Requirement: Only the number is needed: how many lines in the entries below contain the string "that"?

[Entries taken from a collection]
——
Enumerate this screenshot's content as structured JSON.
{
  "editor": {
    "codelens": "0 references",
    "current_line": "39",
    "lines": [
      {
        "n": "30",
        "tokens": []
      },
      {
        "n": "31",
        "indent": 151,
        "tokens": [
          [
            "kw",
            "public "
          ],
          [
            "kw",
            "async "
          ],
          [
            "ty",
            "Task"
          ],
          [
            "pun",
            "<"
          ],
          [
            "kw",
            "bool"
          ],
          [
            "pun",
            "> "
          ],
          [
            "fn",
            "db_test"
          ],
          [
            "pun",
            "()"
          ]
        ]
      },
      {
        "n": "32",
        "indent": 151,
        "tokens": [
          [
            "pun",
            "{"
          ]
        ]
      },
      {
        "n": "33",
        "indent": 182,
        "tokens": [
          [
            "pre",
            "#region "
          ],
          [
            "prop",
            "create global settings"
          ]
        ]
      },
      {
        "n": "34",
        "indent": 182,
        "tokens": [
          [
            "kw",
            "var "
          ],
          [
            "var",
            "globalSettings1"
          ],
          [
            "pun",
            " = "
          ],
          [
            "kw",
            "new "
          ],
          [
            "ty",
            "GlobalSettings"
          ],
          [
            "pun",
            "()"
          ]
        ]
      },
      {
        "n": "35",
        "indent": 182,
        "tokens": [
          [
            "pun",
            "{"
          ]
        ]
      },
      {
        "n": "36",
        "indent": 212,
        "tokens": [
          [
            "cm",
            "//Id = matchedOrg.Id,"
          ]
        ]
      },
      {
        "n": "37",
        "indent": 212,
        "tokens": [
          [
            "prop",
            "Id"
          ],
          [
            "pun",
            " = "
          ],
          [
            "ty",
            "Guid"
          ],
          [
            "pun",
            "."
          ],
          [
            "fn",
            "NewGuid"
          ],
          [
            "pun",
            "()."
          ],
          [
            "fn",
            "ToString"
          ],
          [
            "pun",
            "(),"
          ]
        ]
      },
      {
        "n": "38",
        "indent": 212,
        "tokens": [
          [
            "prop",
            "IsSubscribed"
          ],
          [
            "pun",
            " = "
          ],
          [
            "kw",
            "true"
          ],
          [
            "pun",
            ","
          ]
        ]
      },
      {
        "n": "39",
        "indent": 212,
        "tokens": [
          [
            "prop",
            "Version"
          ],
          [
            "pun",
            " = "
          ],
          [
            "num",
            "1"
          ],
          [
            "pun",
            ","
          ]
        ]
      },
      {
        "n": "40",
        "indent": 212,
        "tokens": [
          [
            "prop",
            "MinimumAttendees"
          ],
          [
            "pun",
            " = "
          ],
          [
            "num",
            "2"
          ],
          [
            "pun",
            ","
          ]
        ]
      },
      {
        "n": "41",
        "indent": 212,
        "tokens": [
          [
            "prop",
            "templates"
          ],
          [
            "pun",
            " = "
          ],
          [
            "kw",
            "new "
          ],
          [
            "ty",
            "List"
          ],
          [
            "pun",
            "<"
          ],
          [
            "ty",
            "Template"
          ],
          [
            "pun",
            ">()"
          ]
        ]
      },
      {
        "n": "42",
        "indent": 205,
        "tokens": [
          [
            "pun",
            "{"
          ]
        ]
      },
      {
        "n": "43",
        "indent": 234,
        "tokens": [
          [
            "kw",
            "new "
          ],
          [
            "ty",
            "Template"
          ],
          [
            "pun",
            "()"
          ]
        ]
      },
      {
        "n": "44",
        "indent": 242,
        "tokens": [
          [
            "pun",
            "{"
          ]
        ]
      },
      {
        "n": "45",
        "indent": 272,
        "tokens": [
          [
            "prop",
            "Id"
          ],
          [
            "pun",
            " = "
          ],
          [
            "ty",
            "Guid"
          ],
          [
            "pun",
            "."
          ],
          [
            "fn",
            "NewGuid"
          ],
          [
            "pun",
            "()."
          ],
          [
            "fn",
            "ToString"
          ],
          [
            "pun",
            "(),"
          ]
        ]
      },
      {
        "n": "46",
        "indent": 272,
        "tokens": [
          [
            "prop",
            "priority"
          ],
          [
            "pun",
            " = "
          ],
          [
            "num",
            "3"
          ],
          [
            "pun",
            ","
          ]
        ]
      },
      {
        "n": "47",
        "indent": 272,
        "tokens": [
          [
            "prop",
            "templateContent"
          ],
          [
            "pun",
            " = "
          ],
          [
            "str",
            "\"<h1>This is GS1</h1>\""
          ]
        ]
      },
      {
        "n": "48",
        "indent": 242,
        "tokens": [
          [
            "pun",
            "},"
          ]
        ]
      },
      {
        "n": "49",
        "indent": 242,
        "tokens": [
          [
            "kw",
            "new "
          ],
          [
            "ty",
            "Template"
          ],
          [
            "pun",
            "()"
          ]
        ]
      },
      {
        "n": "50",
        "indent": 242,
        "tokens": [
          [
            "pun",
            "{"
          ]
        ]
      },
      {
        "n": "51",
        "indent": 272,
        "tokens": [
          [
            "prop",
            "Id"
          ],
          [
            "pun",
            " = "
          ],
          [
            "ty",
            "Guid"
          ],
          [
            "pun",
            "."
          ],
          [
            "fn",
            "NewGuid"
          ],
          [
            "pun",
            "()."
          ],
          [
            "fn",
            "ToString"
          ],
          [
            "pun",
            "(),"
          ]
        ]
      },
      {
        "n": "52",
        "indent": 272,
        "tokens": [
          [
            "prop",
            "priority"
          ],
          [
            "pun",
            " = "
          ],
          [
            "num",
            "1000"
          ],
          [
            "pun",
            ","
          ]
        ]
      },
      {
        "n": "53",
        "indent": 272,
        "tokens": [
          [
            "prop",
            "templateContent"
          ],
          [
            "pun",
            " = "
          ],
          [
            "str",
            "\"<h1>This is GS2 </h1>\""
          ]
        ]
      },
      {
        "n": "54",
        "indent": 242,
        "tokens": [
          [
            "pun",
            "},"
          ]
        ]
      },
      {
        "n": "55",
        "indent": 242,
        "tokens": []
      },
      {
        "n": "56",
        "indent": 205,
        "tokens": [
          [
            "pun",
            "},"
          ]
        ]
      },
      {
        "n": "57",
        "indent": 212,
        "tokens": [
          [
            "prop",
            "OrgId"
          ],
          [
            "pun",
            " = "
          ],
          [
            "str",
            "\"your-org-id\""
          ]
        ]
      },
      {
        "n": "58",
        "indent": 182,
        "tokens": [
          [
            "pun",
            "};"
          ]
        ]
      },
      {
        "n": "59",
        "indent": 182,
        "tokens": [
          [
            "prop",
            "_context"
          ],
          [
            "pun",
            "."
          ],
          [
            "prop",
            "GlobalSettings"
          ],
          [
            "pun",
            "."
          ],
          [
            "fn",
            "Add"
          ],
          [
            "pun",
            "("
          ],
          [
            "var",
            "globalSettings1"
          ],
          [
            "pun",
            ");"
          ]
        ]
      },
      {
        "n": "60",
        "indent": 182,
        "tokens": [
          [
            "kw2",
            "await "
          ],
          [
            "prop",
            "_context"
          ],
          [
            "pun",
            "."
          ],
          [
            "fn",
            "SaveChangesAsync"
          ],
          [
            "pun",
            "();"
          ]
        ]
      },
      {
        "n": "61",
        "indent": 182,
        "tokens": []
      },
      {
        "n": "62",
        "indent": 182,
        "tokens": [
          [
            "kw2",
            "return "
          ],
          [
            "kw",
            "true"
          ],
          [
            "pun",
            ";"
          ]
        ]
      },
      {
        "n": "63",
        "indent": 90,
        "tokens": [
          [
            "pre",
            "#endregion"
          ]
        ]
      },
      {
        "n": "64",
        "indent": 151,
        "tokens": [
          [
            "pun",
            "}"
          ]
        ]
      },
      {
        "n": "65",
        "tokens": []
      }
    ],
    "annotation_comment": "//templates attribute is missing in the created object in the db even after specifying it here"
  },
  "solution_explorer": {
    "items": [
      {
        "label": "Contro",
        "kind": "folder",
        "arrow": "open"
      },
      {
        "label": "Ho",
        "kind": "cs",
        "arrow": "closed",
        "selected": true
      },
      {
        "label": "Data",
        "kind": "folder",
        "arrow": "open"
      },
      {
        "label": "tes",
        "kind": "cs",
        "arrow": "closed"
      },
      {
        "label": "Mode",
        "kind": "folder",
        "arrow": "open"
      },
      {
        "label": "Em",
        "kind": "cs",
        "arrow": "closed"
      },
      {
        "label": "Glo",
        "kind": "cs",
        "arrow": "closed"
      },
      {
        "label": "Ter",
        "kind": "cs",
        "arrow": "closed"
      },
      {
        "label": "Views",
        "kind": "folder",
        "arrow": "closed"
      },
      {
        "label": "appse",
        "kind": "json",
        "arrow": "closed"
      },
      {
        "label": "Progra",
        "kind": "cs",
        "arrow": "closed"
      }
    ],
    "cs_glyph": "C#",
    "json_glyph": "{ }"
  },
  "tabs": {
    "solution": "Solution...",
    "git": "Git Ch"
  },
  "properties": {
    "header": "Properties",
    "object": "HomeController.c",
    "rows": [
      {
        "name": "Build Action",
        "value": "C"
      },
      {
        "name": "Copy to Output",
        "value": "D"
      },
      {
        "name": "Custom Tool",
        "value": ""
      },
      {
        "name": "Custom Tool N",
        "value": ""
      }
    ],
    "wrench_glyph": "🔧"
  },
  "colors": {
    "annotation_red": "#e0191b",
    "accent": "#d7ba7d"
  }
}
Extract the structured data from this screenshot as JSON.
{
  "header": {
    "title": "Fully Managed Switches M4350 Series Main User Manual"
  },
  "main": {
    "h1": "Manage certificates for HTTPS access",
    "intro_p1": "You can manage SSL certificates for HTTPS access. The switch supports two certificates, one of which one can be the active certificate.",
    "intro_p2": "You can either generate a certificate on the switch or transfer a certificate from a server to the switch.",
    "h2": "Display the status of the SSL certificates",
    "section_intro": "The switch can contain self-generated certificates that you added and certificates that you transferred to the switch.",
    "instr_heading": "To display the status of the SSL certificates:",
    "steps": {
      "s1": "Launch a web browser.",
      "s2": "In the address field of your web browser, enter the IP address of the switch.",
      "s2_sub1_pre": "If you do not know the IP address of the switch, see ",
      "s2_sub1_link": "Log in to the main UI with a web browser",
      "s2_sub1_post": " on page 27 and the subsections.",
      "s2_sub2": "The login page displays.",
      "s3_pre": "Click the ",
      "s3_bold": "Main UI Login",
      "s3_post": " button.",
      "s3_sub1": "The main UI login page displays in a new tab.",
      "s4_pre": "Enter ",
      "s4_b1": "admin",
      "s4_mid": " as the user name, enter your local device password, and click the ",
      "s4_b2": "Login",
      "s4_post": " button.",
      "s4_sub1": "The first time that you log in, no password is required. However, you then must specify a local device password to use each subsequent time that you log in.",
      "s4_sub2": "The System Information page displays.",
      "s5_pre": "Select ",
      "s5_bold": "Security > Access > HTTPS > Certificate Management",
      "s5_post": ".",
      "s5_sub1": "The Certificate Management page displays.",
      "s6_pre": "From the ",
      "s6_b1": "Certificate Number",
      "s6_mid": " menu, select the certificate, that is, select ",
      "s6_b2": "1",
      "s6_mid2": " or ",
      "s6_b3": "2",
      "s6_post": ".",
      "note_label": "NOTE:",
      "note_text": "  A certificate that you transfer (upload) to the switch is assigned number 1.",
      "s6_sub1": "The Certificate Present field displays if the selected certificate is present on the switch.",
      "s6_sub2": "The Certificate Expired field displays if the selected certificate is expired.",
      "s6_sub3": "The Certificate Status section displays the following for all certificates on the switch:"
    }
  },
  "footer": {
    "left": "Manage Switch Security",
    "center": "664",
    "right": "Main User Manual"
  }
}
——
Solution to this task: 4